# To do
Each entry below must come back exactly as written, without its pictures.

┌─ Input data

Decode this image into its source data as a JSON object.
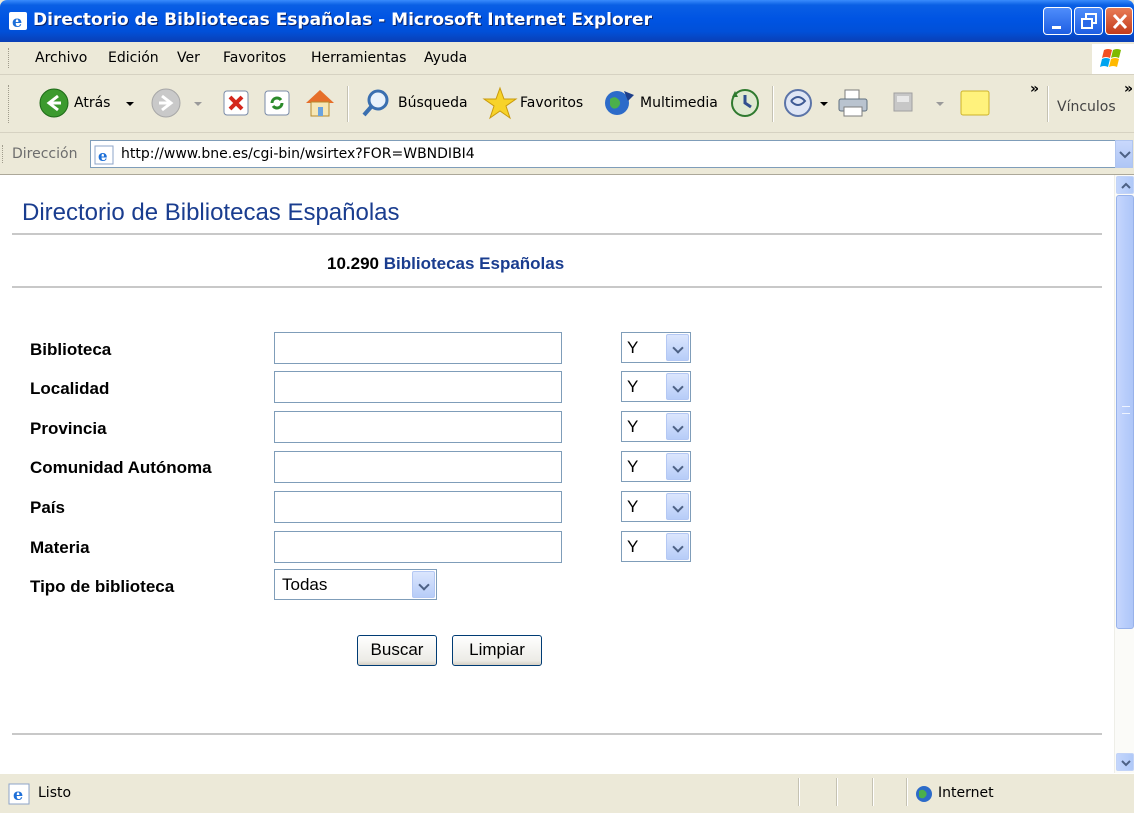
{
  "window": {
    "title": "Directorio de Bibliotecas Españolas - Microsoft Internet Explorer"
  },
  "menu": {
    "items": [
      "Archivo",
      "Edición",
      "Ver",
      "Favoritos",
      "Herramientas",
      "Ayuda"
    ]
  },
  "toolbar": {
    "back_label": "Atrás",
    "search_label": "Búsqueda",
    "favorites_label": "Favoritos",
    "media_label": "Multimedia",
    "links_label": "Vínculos",
    "more_symbol": "»"
  },
  "address_bar": {
    "label": "Dirección",
    "url": "http://www.bne.es/cgi-bin/wsirtex?FOR=WBNDIBI4"
  },
  "page": {
    "title": "Directorio de Bibliotecas Españolas",
    "count_number": "10.290",
    "count_label": "Bibliotecas Españolas",
    "fields": [
      {
        "label": "Biblioteca",
        "value": "",
        "operator": "Y"
      },
      {
        "label": "Localidad",
        "value": "",
        "operator": "Y"
      },
      {
        "label": "Provincia",
        "value": "",
        "operator": "Y"
      },
      {
        "label": "Comunidad Autónoma",
        "value": "",
        "operator": "Y"
      },
      {
        "label": "País",
        "value": "",
        "operator": "Y"
      },
      {
        "label": "Materia",
        "value": "",
        "operator": "Y"
      }
    ],
    "type_label": "Tipo de biblioteca",
    "type_value": "Todas",
    "search_button": "Buscar",
    "clear_button": "Limpiar"
  },
  "status_bar": {
    "status": "Listo",
    "zone": "Internet"
  },
  "colors": {
    "titlebar": "#0054e3",
    "link_blue": "#1a3d8f",
    "chrome": "#ece9d8"
  }
}
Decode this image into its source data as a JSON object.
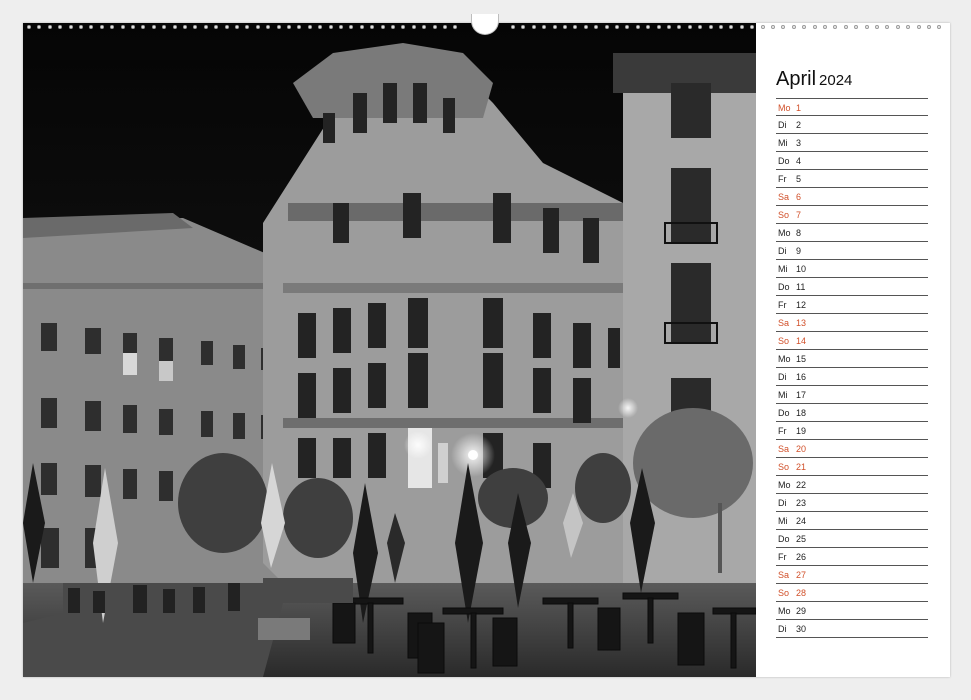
{
  "calendar": {
    "month": "April",
    "year": "2024",
    "accent_color": "#d1502a",
    "days": [
      {
        "wd": "Mo",
        "d": "1",
        "weekend": true
      },
      {
        "wd": "Di",
        "d": "2",
        "weekend": false
      },
      {
        "wd": "Mi",
        "d": "3",
        "weekend": false
      },
      {
        "wd": "Do",
        "d": "4",
        "weekend": false
      },
      {
        "wd": "Fr",
        "d": "5",
        "weekend": false
      },
      {
        "wd": "Sa",
        "d": "6",
        "weekend": true
      },
      {
        "wd": "So",
        "d": "7",
        "weekend": true
      },
      {
        "wd": "Mo",
        "d": "8",
        "weekend": false
      },
      {
        "wd": "Di",
        "d": "9",
        "weekend": false
      },
      {
        "wd": "Mi",
        "d": "10",
        "weekend": false
      },
      {
        "wd": "Do",
        "d": "11",
        "weekend": false
      },
      {
        "wd": "Fr",
        "d": "12",
        "weekend": false
      },
      {
        "wd": "Sa",
        "d": "13",
        "weekend": true
      },
      {
        "wd": "So",
        "d": "14",
        "weekend": true
      },
      {
        "wd": "Mo",
        "d": "15",
        "weekend": false
      },
      {
        "wd": "Di",
        "d": "16",
        "weekend": false
      },
      {
        "wd": "Mi",
        "d": "17",
        "weekend": false
      },
      {
        "wd": "Do",
        "d": "18",
        "weekend": false
      },
      {
        "wd": "Fr",
        "d": "19",
        "weekend": false
      },
      {
        "wd": "Sa",
        "d": "20",
        "weekend": true
      },
      {
        "wd": "So",
        "d": "21",
        "weekend": true
      },
      {
        "wd": "Mo",
        "d": "22",
        "weekend": false
      },
      {
        "wd": "Di",
        "d": "23",
        "weekend": false
      },
      {
        "wd": "Mi",
        "d": "24",
        "weekend": false
      },
      {
        "wd": "Do",
        "d": "25",
        "weekend": false
      },
      {
        "wd": "Fr",
        "d": "26",
        "weekend": false
      },
      {
        "wd": "Sa",
        "d": "27",
        "weekend": true
      },
      {
        "wd": "So",
        "d": "28",
        "weekend": true
      },
      {
        "wd": "Mo",
        "d": "29",
        "weekend": false
      },
      {
        "wd": "Di",
        "d": "30",
        "weekend": false
      }
    ]
  },
  "photo": {
    "icon": "black-and-white-night-plaza-photo"
  }
}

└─

# Solution to this task
Decode this image into its source data as a JSON object.
{
  "window": {
    "title": "Directorio de Bibliotecas Españolas - Microsoft Internet Explorer"
  },
  "menu": {
    "items": [
      "Archivo",
      "Edición",
      "Ver",
      "Favoritos",
      "Herramientas",
      "Ayuda"
    ]
  },
  "toolbar": {
    "back_label": "Atrás",
    "search_label": "Búsqueda",
    "favorites_label": "Favoritos",
    "media_label": "Multimedia",
    "links_label": "Vínculos",
    "more_symbol": "»"
  },
  "address_bar": {
    "label": "Dirección",
    "url": "http://www.bne.es/cgi-bin/wsirtex?FOR=WBNDIBI4"
  },
  "page": {
    "title": "Directorio de Bibliotecas Españolas",
    "count_number": "10.290",
    "count_label": "Bibliotecas Españolas",
    "fields": [
      {
        "label": "Biblioteca",
        "value": "",
        "operator": "Y"
      },
      {
        "label": "Localidad",
        "value": "",
        "operator": "Y"
      },
      {
        "label": "Provincia",
        "value": "",
        "operator": "Y"
      },
      {
        "label": "Comunidad Autónoma",
        "value": "",
        "operator": "Y"
      },
      {
        "label": "País",
        "value": "",
        "operator": "Y"
      },
      {
        "label": "Materia",
        "value": "",
        "operator": "Y"
      }
    ],
    "type_label": "Tipo de biblioteca",
    "type_value": "Todas",
    "search_button": "Buscar",
    "clear_button": "Limpiar"
  },
  "status_bar": {
    "status": "Listo",
    "zone": "Internet"
  },
  "colors": {
    "titlebar": "#0054e3",
    "link_blue": "#1a3d8f",
    "chrome": "#ece9d8"
  }
}
Decode this image into its source data as a JSON object.
{
  "calendar": {
    "month": "April",
    "year": "2024",
    "accent_color": "#d1502a",
    "days": [
      {
        "wd": "Mo",
        "d": "1",
        "weekend": true
      },
      {
        "wd": "Di",
        "d": "2",
        "weekend": false
      },
      {
        "wd": "Mi",
        "d": "3",
        "weekend": false
      },
      {
        "wd": "Do",
        "d": "4",
        "weekend": false
      },
      {
        "wd": "Fr",
        "d": "5",
        "weekend": false
      },
      {
        "wd": "Sa",
        "d": "6",
        "weekend": true
      },
      {
        "wd": "So",
        "d": "7",
        "weekend": true
      },
      {
        "wd": "Mo",
        "d": "8",
        "weekend": false
      },
      {
        "wd": "Di",
        "d": "9",
        "weekend": false
      },
      {
        "wd": "Mi",
        "d": "10",
        "weekend": false
      },
      {
        "wd": "Do",
        "d": "11",
        "weekend": false
      },
      {
        "wd": "Fr",
        "d": "12",
        "weekend": false
      },
      {
        "wd": "Sa",
        "d": "13",
        "weekend": true
      },
      {
        "wd": "So",
        "d": "14",
        "weekend": true
      },
      {
        "wd": "Mo",
        "d": "15",
        "weekend": false
      },
      {
        "wd": "Di",
        "d": "16",
        "weekend": false
      },
      {
        "wd": "Mi",
        "d": "17",
        "weekend": false
      },
      {
        "wd": "Do",
        "d": "18",
        "weekend": false
      },
      {
        "wd": "Fr",
        "d": "19",
        "weekend": false
      },
      {
        "wd": "Sa",
        "d": "20",
        "weekend": true
      },
      {
        "wd": "So",
        "d": "21",
        "weekend": true
      },
      {
        "wd": "Mo",
        "d": "22",
        "weekend": false
      },
      {
        "wd": "Di",
        "d": "23",
        "weekend": false
      },
      {
        "wd": "Mi",
        "d": "24",
        "weekend": false
      },
      {
        "wd": "Do",
        "d": "25",
        "weekend": false
      },
      {
        "wd": "Fr",
        "d": "26",
        "weekend": false
      },
      {
        "wd": "Sa",
        "d": "27",
        "weekend": true
      },
      {
        "wd": "So",
        "d": "28",
        "weekend": true
      },
      {
        "wd": "Mo",
        "d": "29",
        "weekend": false
      },
      {
        "wd": "Di",
        "d": "30",
        "weekend": false
      }
    ]
  },
  "photo": {
    "icon": "black-and-white-night-plaza-photo"
  }
}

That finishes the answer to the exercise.